Aldgate was one of the massive gates which defended the City from Roman times until 1760.
Stow wrote in his Survey of London of 1598 that ’It hath had two pair of gates, though now but one; the hooks remaineth yet. Also there hath been two port-closes; the one of them remai
The gate stood at the corner of the modern Duke’s Place and was always an obstacle to traffic. It was rebuilt between 1108–47, again in 1215, and reconstructed completely between 1607-09. The gate was finally removed in 1761; it was temporarily re-erected at Bethnal Green.
While he was a customs official, from 1374 until 1386, Geoffrey Chaucer occupied apartments above the gate. The Augustinians priory of Holy Trinity Aldgate
was founded by Matilda, the wife of King Henry I, in 1108, on ground just inside the gate.
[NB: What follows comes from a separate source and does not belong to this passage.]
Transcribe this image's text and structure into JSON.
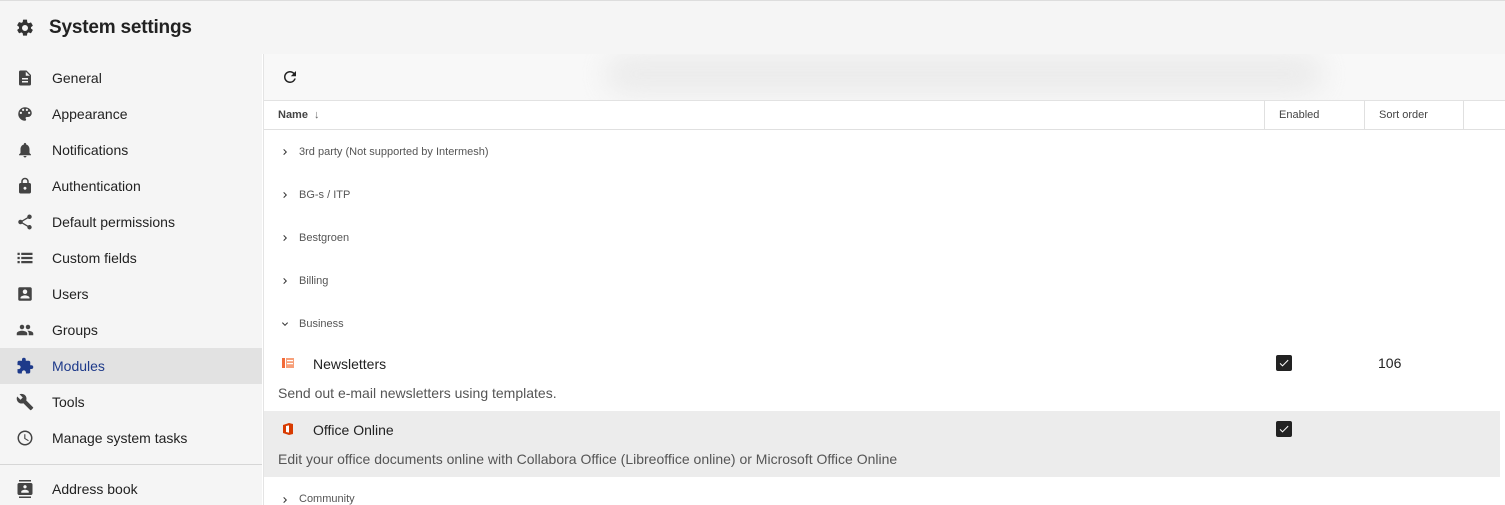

ward, Jews settled from 1181, until their expulsion in 1290 by King Edward I. The area became known as Old Jewry. Jews were welcomed back by Oliver Cromwell, and once again they settled in the area, founding London’s oldest synagogue at Bevis Marks
’s junction with Leadenhall Street
and Fenchurch Street
is the site of the old Aldgate
Pump. From 1700 it was from this point that distances were measured into the counties of Essex and Middlesex. The original pump was taken down in 1876, and a ’faux’ pump and drinking fountain was erected several yards to the west of the original; it was supplied by water from the New River. In ancient deeds, Alegate Well is mentioned, adjoining the City wall, and this may have been the source (of water) for the original pump. A section of the remains of Holy Trinity Priory can be seen through a window in a nearby office block, on the north side.
The area around the large traffic roundabout to the east of where the gate stood is also often referred to as Aldgate
(although strictly, this is Aldgate
High Street, and extends a short distance into Whitechapel; it is also known occasionally by the epithet ’Gardiners’ Corner’, in honour of a long-disappeared department store).
underground station was opened on 18 November 1876 with the southbound extension to Tower Hill opening on 25 September 1882, completing the (Inner) Circle. Services from Aldgate
originally ran far further west than they do now, reaching as far as Richmond, and trains also used to run from Aldgate
to Hammersmith (the Hammersmith & City line now bypasses the station). It became the terminus of the Metropolitan line only in 1941. Before that, Metropolitan trains had continued on to the southern termini of the East London Line.
Platforms 1 and 4 at Aldgate
are the only two platforms on the network to be served exclusively by the Circle line.